In most Linux and BSD terminal programs, the command "echo -e \\033c" resets the terminal layout; this command works on typical OS/X terminals as well. On Windows computers, deleting the "Computer\HKEY_CURRENT_USER\Console" item in the system registry resets its default look.
Terminal emulators are common on Unix-like platforms, including most Linux distributions, BSD operating systems and Apple's OS/X operating system. These programs emulate the terminal interfaces of much older computers, and either sending an errant command or running a program that sends one can leave the terminal in an unusable state by changing its layout. The "echo -e \\033c" command resets this screen in most situations. Since this command can be difficult to remember, it's wise to write the command in a file named "reset" and make it to executable.

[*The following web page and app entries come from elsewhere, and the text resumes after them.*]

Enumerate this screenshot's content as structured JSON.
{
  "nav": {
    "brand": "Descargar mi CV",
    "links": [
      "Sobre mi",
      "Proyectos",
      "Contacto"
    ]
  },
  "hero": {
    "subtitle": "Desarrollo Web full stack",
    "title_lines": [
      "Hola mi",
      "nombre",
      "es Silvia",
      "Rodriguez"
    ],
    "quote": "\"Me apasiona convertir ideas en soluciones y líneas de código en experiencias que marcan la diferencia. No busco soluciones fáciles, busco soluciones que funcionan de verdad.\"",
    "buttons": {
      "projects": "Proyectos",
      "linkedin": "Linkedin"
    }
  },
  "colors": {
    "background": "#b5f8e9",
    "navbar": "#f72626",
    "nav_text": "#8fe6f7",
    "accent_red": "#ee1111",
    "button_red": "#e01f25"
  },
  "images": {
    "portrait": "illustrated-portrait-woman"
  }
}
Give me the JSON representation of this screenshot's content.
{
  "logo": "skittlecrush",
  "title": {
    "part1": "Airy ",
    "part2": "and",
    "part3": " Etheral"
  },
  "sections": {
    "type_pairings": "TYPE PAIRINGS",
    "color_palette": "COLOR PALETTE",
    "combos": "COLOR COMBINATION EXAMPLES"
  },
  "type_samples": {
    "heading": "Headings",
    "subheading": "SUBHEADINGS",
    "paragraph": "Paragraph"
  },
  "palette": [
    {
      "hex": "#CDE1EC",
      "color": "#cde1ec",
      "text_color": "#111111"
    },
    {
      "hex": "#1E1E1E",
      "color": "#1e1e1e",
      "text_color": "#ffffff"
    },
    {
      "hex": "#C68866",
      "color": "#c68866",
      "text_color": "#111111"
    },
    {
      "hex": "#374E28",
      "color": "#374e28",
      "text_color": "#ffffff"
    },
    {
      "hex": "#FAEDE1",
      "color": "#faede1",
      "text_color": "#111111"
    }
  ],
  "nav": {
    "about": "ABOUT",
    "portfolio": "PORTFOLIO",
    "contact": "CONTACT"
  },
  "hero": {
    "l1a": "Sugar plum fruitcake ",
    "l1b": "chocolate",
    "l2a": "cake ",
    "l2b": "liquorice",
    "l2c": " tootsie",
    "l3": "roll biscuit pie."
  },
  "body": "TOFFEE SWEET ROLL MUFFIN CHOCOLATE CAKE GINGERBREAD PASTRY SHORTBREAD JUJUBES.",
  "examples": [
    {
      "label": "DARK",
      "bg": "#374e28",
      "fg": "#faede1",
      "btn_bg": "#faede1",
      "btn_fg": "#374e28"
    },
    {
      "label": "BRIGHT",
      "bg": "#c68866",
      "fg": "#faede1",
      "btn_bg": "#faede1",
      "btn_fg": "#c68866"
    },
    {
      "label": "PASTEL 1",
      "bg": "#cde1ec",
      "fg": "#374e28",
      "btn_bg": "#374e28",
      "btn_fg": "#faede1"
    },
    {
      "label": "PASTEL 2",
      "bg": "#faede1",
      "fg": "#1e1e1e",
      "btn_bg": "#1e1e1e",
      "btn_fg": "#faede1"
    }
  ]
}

On Windows systems, the cmd.exe program operates similarly to terminal emulators but has fewer features. Because of this, it's less likely to become unusable due to layout problems. However, users can change it under the registry. By selecting "Run Program" and typing "regedit.exe", users can find the "HKEY_CURRENT_USER" registry entry. Double-clicking this opens a list of entries, including the "Console" entry, which saves setting and other information related to the Windows command prompt. Deleting this entry by right-clicking on it and selecting "Delete" causes Windows to rebuild the registry entry using default settings the next time a user runs it, thereby fixing layout issues.